BEGIN Extracted entries

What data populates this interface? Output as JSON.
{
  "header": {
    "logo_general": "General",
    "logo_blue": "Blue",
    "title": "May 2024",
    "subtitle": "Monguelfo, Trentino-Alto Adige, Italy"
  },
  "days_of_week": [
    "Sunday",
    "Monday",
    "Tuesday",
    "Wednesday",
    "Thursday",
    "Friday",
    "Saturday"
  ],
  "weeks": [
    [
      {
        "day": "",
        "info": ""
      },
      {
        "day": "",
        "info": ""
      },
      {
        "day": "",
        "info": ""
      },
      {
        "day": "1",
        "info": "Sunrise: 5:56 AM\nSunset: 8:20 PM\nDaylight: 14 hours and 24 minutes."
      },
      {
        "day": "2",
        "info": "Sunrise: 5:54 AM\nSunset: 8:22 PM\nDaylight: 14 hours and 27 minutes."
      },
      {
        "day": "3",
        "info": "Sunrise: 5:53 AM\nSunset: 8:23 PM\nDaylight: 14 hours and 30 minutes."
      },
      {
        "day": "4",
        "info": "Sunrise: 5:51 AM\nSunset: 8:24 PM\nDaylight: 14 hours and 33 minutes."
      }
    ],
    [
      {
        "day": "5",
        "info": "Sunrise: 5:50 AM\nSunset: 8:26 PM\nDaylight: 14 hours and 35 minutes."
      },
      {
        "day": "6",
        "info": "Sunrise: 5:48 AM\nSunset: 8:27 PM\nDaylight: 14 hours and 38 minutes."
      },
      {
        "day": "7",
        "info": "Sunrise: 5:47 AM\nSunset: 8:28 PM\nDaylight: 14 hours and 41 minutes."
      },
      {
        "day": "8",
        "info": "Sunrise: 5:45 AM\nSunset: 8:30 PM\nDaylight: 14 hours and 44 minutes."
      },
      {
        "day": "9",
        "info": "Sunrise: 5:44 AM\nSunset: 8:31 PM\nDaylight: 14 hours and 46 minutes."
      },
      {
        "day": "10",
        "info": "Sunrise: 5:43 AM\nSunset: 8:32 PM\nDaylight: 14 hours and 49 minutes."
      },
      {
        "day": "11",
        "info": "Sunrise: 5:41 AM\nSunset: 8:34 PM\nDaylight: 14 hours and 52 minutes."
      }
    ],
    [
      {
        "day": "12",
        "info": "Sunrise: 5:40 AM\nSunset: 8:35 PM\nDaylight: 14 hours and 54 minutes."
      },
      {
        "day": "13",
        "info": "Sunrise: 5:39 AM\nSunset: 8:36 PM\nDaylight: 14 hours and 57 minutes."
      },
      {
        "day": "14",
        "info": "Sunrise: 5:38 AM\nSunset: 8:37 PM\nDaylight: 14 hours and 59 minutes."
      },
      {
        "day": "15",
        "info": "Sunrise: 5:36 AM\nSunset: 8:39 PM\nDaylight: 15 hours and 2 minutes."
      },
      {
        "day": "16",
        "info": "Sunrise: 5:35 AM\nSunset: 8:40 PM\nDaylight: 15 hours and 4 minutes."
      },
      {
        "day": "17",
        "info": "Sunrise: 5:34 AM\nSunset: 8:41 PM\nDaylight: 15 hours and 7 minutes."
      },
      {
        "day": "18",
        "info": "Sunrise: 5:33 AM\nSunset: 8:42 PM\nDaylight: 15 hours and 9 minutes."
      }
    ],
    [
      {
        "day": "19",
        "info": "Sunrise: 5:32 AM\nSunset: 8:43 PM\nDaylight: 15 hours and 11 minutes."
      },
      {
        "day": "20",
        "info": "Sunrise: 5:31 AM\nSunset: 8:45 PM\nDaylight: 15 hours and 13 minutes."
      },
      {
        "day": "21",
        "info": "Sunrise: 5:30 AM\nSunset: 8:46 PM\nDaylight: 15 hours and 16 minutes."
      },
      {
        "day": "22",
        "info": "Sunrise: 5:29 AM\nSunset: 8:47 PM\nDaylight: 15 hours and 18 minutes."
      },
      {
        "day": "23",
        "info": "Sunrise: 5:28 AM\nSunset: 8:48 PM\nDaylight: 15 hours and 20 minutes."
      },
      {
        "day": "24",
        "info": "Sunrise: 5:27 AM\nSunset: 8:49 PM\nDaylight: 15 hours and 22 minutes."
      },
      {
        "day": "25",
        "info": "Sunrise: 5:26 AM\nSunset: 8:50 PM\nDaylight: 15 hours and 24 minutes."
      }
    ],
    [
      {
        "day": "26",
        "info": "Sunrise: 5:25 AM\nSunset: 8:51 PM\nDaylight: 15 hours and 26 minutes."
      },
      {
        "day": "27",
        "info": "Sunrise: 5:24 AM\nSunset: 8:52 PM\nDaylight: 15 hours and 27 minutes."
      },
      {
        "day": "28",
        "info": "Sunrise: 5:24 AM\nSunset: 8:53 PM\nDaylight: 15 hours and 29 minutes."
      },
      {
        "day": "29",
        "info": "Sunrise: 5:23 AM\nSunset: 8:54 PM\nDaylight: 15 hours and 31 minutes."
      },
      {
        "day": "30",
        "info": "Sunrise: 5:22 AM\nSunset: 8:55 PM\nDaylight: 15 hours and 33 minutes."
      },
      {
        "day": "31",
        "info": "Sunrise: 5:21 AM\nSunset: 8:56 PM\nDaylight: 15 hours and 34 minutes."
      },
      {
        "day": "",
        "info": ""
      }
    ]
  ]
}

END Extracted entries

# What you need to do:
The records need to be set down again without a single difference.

# Answer to the exercise:
What data populates this interface? Output as JSON.
{
  "header": {
    "logo_general": "General",
    "logo_blue": "Blue",
    "title": "May 2024",
    "subtitle": "Monguelfo, Trentino-Alto Adige, Italy"
  },
  "days_of_week": [
    "Sunday",
    "Monday",
    "Tuesday",
    "Wednesday",
    "Thursday",
    "Friday",
    "Saturday"
  ],
  "weeks": [
    [
      {
        "day": "",
        "info": ""
      },
      {
        "day": "",
        "info": ""
      },
      {
        "day": "",
        "info": ""
      },
      {
        "day": "1",
        "info": "Sunrise: 5:56 AM\nSunset: 8:20 PM\nDaylight: 14 hours and 24 minutes."
      },
      {
        "day": "2",
        "info": "Sunrise: 5:54 AM\nSunset: 8:22 PM\nDaylight: 14 hours and 27 minutes."
      },
      {
        "day": "3",
        "info": "Sunrise: 5:53 AM\nSunset: 8:23 PM\nDaylight: 14 hours and 30 minutes."
      },
      {
        "day": "4",
        "info": "Sunrise: 5:51 AM\nSunset: 8:24 PM\nDaylight: 14 hours and 33 minutes."
      }
    ],
    [
      {
        "day": "5",
        "info": "Sunrise: 5:50 AM\nSunset: 8:26 PM\nDaylight: 14 hours and 35 minutes."
      },
      {
        "day": "6",
        "info": "Sunrise: 5:48 AM\nSunset: 8:27 PM\nDaylight: 14 hours and 38 minutes."
      },
      {
        "day": "7",
        "info": "Sunrise: 5:47 AM\nSunset: 8:28 PM\nDaylight: 14 hours and 41 minutes."
      },
      {
        "day": "8",
        "info": "Sunrise: 5:45 AM\nSunset: 8:30 PM\nDaylight: 14 hours and 44 minutes."
      },
      {
        "day": "9",
        "info": "Sunrise: 5:44 AM\nSunset: 8:31 PM\nDaylight: 14 hours and 46 minutes."
      },
      {
        "day": "10",
        "info": "Sunrise: 5:43 AM\nSunset: 8:32 PM\nDaylight: 14 hours and 49 minutes."
      },
      {
        "day": "11",
        "info": "Sunrise: 5:41 AM\nSunset: 8:34 PM\nDaylight: 14 hours and 52 minutes."
      }
    ],
    [
      {
        "day": "12",
        "info": "Sunrise: 5:40 AM\nSunset: 8:35 PM\nDaylight: 14 hours and 54 minutes."
      },
      {
        "day": "13",
        "info": "Sunrise: 5:39 AM\nSunset: 8:36 PM\nDaylight: 14 hours and 57 minutes."
      },
      {
        "day": "14",
        "info": "Sunrise: 5:38 AM\nSunset: 8:37 PM\nDaylight: 14 hours and 59 minutes."
      },
      {
        "day": "15",
        "info": "Sunrise: 5:36 AM\nSunset: 8:39 PM\nDaylight: 15 hours and 2 minutes."
      },
      {
        "day": "16",
        "info": "Sunrise: 5:35 AM\nSunset: 8:40 PM\nDaylight: 15 hours and 4 minutes."
      },
      {
        "day": "17",
        "info": "Sunrise: 5:34 AM\nSunset: 8:41 PM\nDaylight: 15 hours and 7 minutes."
      },
      {
        "day": "18",
        "info": "Sunrise: 5:33 AM\nSunset: 8:42 PM\nDaylight: 15 hours and 9 minutes."
      }
    ],
    [
      {
        "day": "19",
        "info": "Sunrise: 5:32 AM\nSunset: 8:43 PM\nDaylight: 15 hours and 11 minutes."
      },
      {
        "day": "20",
        "info": "Sunrise: 5:31 AM\nSunset: 8:45 PM\nDaylight: 15 hours and 13 minutes."
      },
      {
        "day": "21",
        "info": "Sunrise: 5:30 AM\nSunset: 8:46 PM\nDaylight: 15 hours and 16 minutes."
      },
      {
        "day": "22",
        "info": "Sunrise: 5:29 AM\nSunset: 8:47 PM\nDaylight: 15 hours and 18 minutes."
      },
      {
        "day": "23",
        "info": "Sunrise: 5:28 AM\nSunset: 8:48 PM\nDaylight: 15 hours and 20 minutes."
      },
      {
        "day": "24",
        "info": "Sunrise: 5:27 AM\nSunset: 8:49 PM\nDaylight: 15 hours and 22 minutes."
      },
      {
        "day": "25",
        "info": "Sunrise: 5:26 AM\nSunset: 8:50 PM\nDaylight: 15 hours and 24 minutes."
      }
    ],
    [
      {
        "day": "26",
        "info": "Sunrise: 5:25 AM\nSunset: 8:51 PM\nDaylight: 15 hours and 26 minutes."
      },
      {
        "day": "27",
        "info": "Sunrise: 5:24 AM\nSunset: 8:52 PM\nDaylight: 15 hours and 27 minutes."
      },
      {
        "day": "28",
        "info": "Sunrise: 5:24 AM\nSunset: 8:53 PM\nDaylight: 15 hours and 29 minutes."
      },
      {
        "day": "29",
        "info": "Sunrise: 5:23 AM\nSunset: 8:54 PM\nDaylight: 15 hours and 31 minutes."
      },
      {
        "day": "30",
        "info": "Sunrise: 5:22 AM\nSunset: 8:55 PM\nDaylight: 15 hours and 33 minutes."
      },
      {
        "day": "31",
        "info": "Sunrise: 5:21 AM\nSunset: 8:56 PM\nDaylight: 15 hours and 34 minutes."
      },
      {
        "day": "",
        "info": ""
      }
    ]
  ]
}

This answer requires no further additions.